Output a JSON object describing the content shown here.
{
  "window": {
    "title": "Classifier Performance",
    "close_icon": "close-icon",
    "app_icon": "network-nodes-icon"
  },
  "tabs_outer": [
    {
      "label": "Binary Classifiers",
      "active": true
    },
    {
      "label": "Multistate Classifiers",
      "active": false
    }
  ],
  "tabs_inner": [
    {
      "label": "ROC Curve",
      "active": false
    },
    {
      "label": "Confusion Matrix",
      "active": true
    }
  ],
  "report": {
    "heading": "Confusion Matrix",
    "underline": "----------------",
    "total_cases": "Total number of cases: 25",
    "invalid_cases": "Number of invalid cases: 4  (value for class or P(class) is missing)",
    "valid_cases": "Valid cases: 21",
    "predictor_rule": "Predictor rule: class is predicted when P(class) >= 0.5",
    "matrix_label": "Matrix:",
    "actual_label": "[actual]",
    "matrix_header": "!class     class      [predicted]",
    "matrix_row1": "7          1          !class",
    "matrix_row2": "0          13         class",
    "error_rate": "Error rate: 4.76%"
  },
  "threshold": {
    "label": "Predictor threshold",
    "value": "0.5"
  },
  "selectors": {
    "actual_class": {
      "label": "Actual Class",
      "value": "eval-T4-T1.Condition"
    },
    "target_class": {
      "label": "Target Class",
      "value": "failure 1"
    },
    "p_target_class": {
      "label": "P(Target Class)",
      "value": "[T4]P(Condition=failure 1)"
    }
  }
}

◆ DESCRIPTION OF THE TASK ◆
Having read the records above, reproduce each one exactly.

◆ ANSWER BOX ◆
Output a JSON object describing the content shown here.
{
  "window": {
    "title": "Classifier Performance",
    "close_icon": "close-icon",
    "app_icon": "network-nodes-icon"
  },
  "tabs_outer": [
    {
      "label": "Binary Classifiers",
      "active": true
    },
    {
      "label": "Multistate Classifiers",
      "active": false
    }
  ],
  "tabs_inner": [
    {
      "label": "ROC Curve",
      "active": false
    },
    {
      "label": "Confusion Matrix",
      "active": true
    }
  ],
  "report": {
    "heading": "Confusion Matrix",
    "underline": "----------------",
    "total_cases": "Total number of cases: 25",
    "invalid_cases": "Number of invalid cases: 4  (value for class or P(class) is missing)",
    "valid_cases": "Valid cases: 21",
    "predictor_rule": "Predictor rule: class is predicted when P(class) >= 0.5",
    "matrix_label": "Matrix:",
    "actual_label": "[actual]",
    "matrix_header": "!class     class      [predicted]",
    "matrix_row1": "7          1          !class",
    "matrix_row2": "0          13         class",
    "error_rate": "Error rate: 4.76%"
  },
  "threshold": {
    "label": "Predictor threshold",
    "value": "0.5"
  },
  "selectors": {
    "actual_class": {
      "label": "Actual Class",
      "value": "eval-T4-T1.Condition"
    },
    "target_class": {
      "label": "Target Class",
      "value": "failure 1"
    },
    "p_target_class": {
      "label": "P(Target Class)",
      "value": "[T4]P(Condition=failure 1)"
    }
  }
}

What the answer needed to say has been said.